Items from a data source:

▼

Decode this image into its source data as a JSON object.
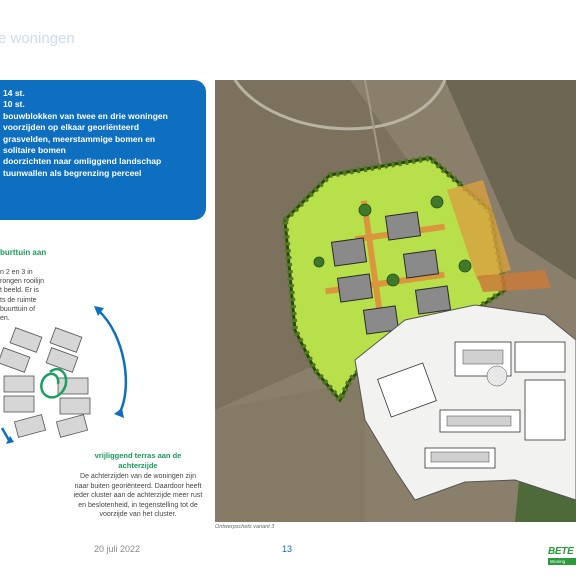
{
  "header": {
    "title": "e woningen"
  },
  "info_box": {
    "lines": [
      "14 st.",
      "10 st.",
      "bouwblokken van twee en drie woningen",
      "voorzijden op elkaar georiënteerd",
      "grasvelden, meerstammige bomen en",
      "solitaire bomen",
      "doorzichten naar omliggend landschap",
      "tuunwallen als begrenzing perceel"
    ]
  },
  "buurttuin": {
    "heading": "burttuin aan",
    "lines": [
      "n 2 en 3 in",
      "rongen rooilijn",
      "t beeld. Er is",
      "ts de ruimte",
      "buurttuin of",
      "en."
    ]
  },
  "terrace": {
    "heading_lines": [
      "vrijliggend terras aan de",
      "achterzijde"
    ],
    "body_lines": [
      "De achterzijden van de woningen zijn",
      "naar buiten georiënteerd. Daardoor heeft",
      "ieder cluster aan de achterzijde meer rust",
      "en beslotenheid, in tegenstelling tot de",
      "voorzijde van het cluster."
    ]
  },
  "caption": "Ontwerpschets variant 3",
  "footer": {
    "date": "20 juli 2022",
    "page": "13"
  },
  "logo": {
    "text": "BETE",
    "subtext": "Woning"
  },
  "colors": {
    "accent_blue": "#0e6fc0",
    "green_heading": "#1a9a5a",
    "lime_plan": "#b8e04a",
    "logo_green": "#2a9a3a"
  }
}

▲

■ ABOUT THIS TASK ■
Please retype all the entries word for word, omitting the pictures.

■ SOLUTION TO THIS PROBLEM ■
Decode this image into its source data as a JSON object.
{
  "header": {
    "title": "e woningen"
  },
  "info_box": {
    "lines": [
      "14 st.",
      "10 st.",
      "bouwblokken van twee en drie woningen",
      "voorzijden op elkaar georiënteerd",
      "grasvelden, meerstammige bomen en",
      "solitaire bomen",
      "doorzichten naar omliggend landschap",
      "tuunwallen als begrenzing perceel"
    ]
  },
  "buurttuin": {
    "heading": "burttuin aan",
    "lines": [
      "n 2 en 3 in",
      "rongen rooilijn",
      "t beeld. Er is",
      "ts de ruimte",
      "buurttuin of",
      "en."
    ]
  },
  "terrace": {
    "heading_lines": [
      "vrijliggend terras aan de",
      "achterzijde"
    ],
    "body_lines": [
      "De achterzijden van de woningen zijn",
      "naar buiten georiënteerd. Daardoor heeft",
      "ieder cluster aan de achterzijde meer rust",
      "en beslotenheid, in tegenstelling tot de",
      "voorzijde van het cluster."
    ]
  },
  "caption": "Ontwerpschets variant 3",
  "footer": {
    "date": "20 juli 2022",
    "page": "13"
  },
  "logo": {
    "text": "BETE",
    "subtext": "Woning"
  },
  "colors": {
    "accent_blue": "#0e6fc0",
    "green_heading": "#1a9a5a",
    "lime_plan": "#b8e04a",
    "logo_green": "#2a9a3a"
  }
}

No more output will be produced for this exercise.